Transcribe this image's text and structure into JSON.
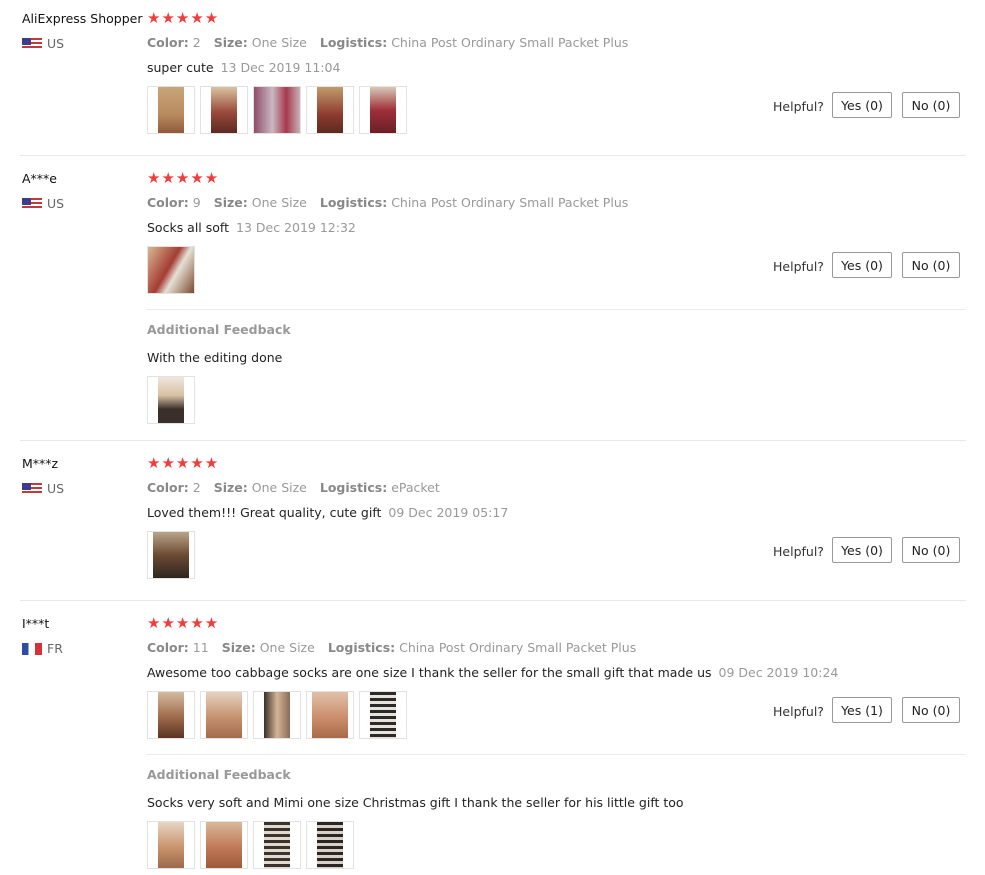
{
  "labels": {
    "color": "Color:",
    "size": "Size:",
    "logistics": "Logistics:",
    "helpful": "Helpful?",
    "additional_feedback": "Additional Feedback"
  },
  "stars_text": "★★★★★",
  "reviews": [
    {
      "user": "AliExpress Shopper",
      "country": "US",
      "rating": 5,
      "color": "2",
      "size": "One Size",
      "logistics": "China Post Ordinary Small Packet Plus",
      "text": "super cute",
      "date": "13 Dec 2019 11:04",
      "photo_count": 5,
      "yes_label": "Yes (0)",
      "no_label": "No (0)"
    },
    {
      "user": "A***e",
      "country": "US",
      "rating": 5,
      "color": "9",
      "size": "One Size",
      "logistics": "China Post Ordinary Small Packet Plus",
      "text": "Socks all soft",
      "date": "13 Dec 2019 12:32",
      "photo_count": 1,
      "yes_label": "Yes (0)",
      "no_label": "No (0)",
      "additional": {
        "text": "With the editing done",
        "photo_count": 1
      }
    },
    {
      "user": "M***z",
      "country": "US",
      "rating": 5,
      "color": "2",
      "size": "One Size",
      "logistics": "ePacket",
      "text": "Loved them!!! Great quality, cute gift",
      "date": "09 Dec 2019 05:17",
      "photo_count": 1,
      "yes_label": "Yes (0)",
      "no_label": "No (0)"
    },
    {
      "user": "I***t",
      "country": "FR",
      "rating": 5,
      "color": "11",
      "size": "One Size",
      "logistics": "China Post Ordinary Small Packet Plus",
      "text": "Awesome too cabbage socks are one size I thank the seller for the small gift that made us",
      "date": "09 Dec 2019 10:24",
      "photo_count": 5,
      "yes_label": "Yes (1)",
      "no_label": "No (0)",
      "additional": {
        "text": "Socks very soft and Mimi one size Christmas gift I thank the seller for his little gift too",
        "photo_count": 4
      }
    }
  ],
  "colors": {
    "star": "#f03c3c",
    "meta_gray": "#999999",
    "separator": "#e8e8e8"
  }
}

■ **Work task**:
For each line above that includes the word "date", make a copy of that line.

■ **Result**:
      "date": "13 Dec 2019 11:04",
      "date": "13 Dec 2019 12:32",
      "date": "09 Dec 2019 05:17",
      "date": "09 Dec 2019 10:24",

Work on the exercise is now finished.